[[ GIVEN RECORDS, beginning ]]

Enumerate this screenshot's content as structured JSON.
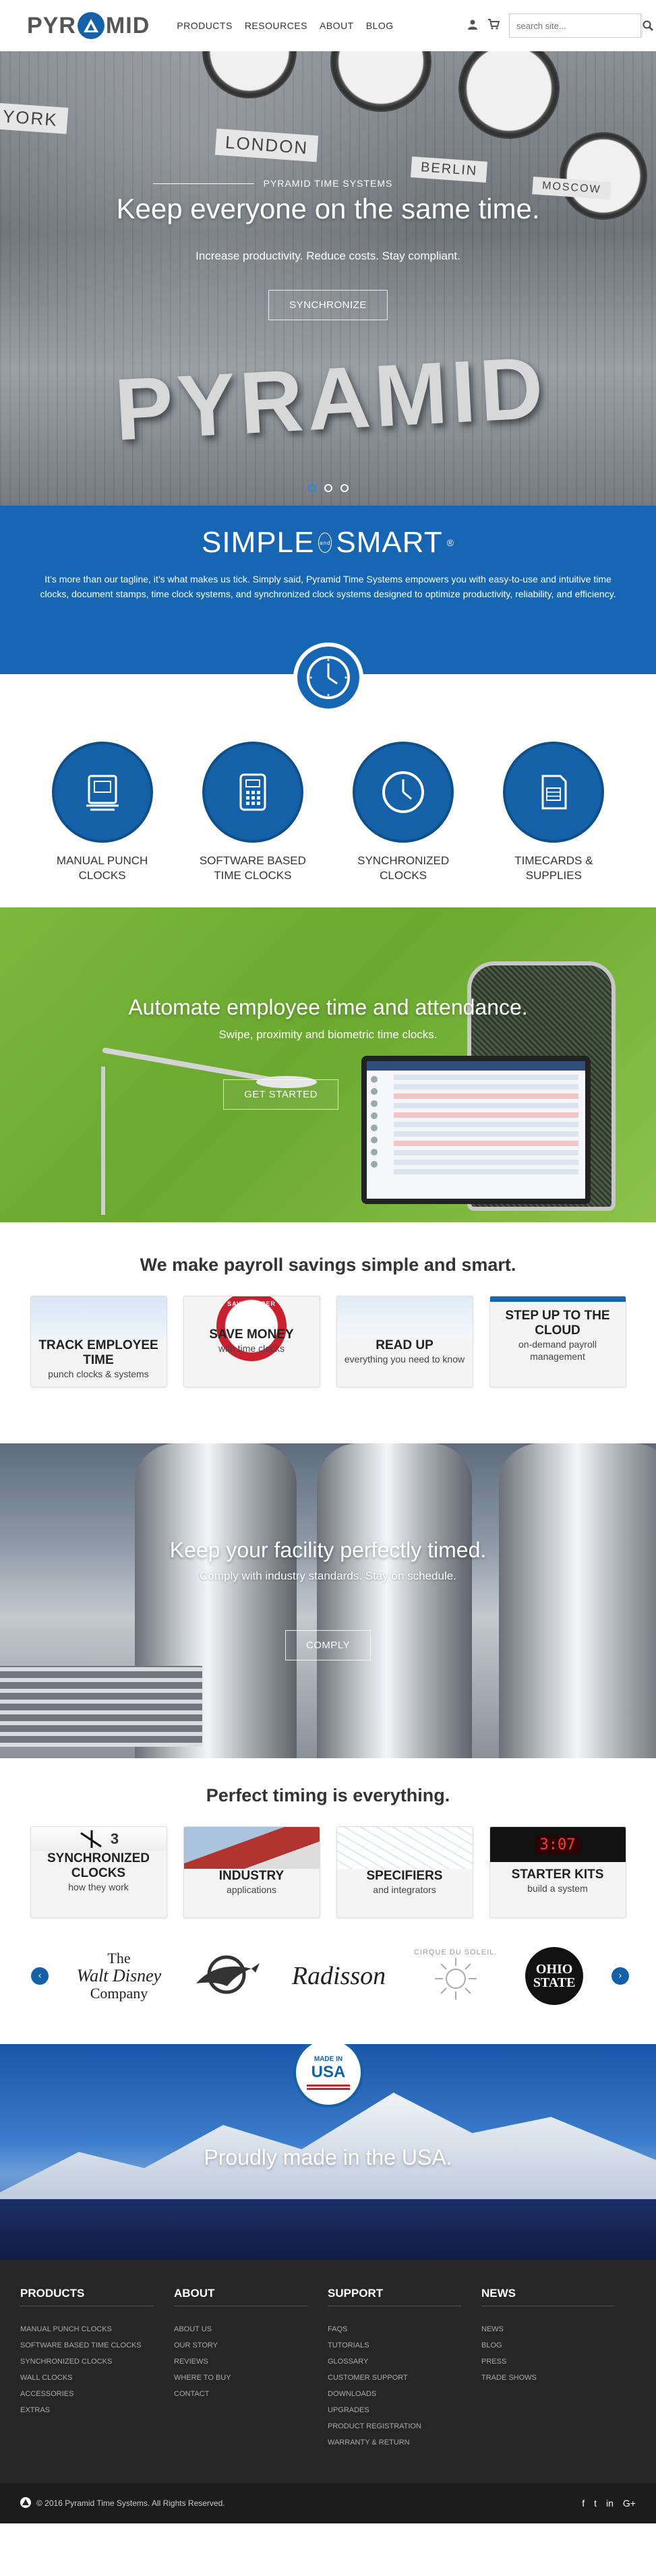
{
  "header": {
    "logo_text_left": "PYR",
    "logo_text_right": "MID",
    "nav": [
      "PRODUCTS",
      "RESOURCES",
      "ABOUT",
      "BLOG"
    ],
    "search_placeholder": "search site..."
  },
  "hero": {
    "eyebrow": "PYRAMID TIME SYSTEMS",
    "title": "Keep everyone on the same time.",
    "subtitle": "Increase productivity. Reduce costs. Stay compliant.",
    "button": "SYNCHRONIZE",
    "city_labels": [
      "YORK",
      "LONDON",
      "BERLIN",
      "MOSCOW"
    ],
    "background_word": "PYRAMID",
    "slides": 3,
    "active_slide": 1
  },
  "smart": {
    "title_left": "SIMPLE",
    "title_and_1": "and",
    "title_right": "SMART",
    "reg": "®",
    "body": "It’s more than our tagline, it’s what makes us tick. Simply said, Pyramid Time Systems empowers you with easy-to-use and intuitive time clocks, document stamps, time clock systems, and synchronized clock systems designed to optimize productivity, reliability, and efficiency."
  },
  "categories": [
    {
      "label": "MANUAL PUNCH CLOCKS",
      "icon": "punch-clock-icon"
    },
    {
      "label": "SOFTWARE BASED TIME CLOCKS",
      "icon": "keypad-clock-icon"
    },
    {
      "label": "SYNCHRONIZED CLOCKS",
      "icon": "wall-clock-icon"
    },
    {
      "label": "TIMECARDS & SUPPLIES",
      "icon": "timecard-icon"
    }
  ],
  "automate": {
    "title": "Automate employee time and attendance.",
    "subtitle": "Swipe, proximity and biometric time clocks.",
    "button": "GET STARTED"
  },
  "payroll": {
    "title": "We make payroll savings simple and smart.",
    "cards": [
      {
        "title": "TRACK EMPLOYEE TIME",
        "subtitle": "punch clocks & systems"
      },
      {
        "title": "SAVE MONEY",
        "subtitle": "with time clocks",
        "seal": "SAVINGS PER EMPLOYEE"
      },
      {
        "title": "READ UP",
        "subtitle": "everything you need to know"
      },
      {
        "title": "STEP UP TO THE CLOUD",
        "subtitle": "on-demand payroll management"
      }
    ]
  },
  "facility": {
    "title": "Keep your facility perfectly timed.",
    "subtitle": "Comply with industry standards. Stay on schedule.",
    "button": "COMPLY"
  },
  "timing": {
    "title": "Perfect timing is everything.",
    "cards": [
      {
        "title": "SYNCHRONIZED CLOCKS",
        "subtitle": "how they work",
        "pic_text": "3"
      },
      {
        "title": "INDUSTRY",
        "subtitle": "applications"
      },
      {
        "title": "SPECIFIERS",
        "subtitle": "and integrators"
      },
      {
        "title": "STARTER KITS",
        "subtitle": "build a system",
        "pic_text": "3:07"
      }
    ]
  },
  "logos": {
    "disney_line1": "The",
    "disney_line2": "Walt Disney",
    "disney_line3": "Company",
    "radisson": "Radisson",
    "cirque": "CIRQUE DU SOLEIL.",
    "ohio": "OHIO STATE"
  },
  "usa": {
    "badge_top": "MADE IN",
    "badge_mid": "USA",
    "title": "Proudly made in the USA."
  },
  "footer": {
    "columns": [
      {
        "heading": "PRODUCTS",
        "links": [
          "MANUAL PUNCH CLOCKS",
          "SOFTWARE BASED TIME CLOCKS",
          "SYNCHRONIZED CLOCKS",
          "WALL CLOCKS",
          "ACCESSORIES",
          "EXTRAS"
        ]
      },
      {
        "heading": "ABOUT",
        "links": [
          "ABOUT US",
          "OUR STORY",
          "REVIEWS",
          "WHERE TO BUY",
          "CONTACT"
        ]
      },
      {
        "heading": "SUPPORT",
        "links": [
          "FAQS",
          "TUTORIALS",
          "GLOSSARY",
          "CUSTOMER SUPPORT",
          "DOWNLOADS",
          "UPGRADES",
          "PRODUCT REGISTRATION",
          "WARRANTY & RETURN"
        ]
      },
      {
        "heading": "NEWS",
        "links": [
          "NEWS",
          "BLOG",
          "PRESS",
          "TRADE SHOWS"
        ]
      }
    ],
    "copyright": "© 2016 Pyramid Time Systems. All Rights Reserved.",
    "social": [
      "f",
      "t",
      "in",
      "G+"
    ]
  },
  "colors": {
    "brand_blue": "#1766b3",
    "green": "#7cb83c",
    "footer": "#262626"
  }
}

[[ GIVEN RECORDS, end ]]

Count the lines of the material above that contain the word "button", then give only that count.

- [EXERCISE RESULT]:
3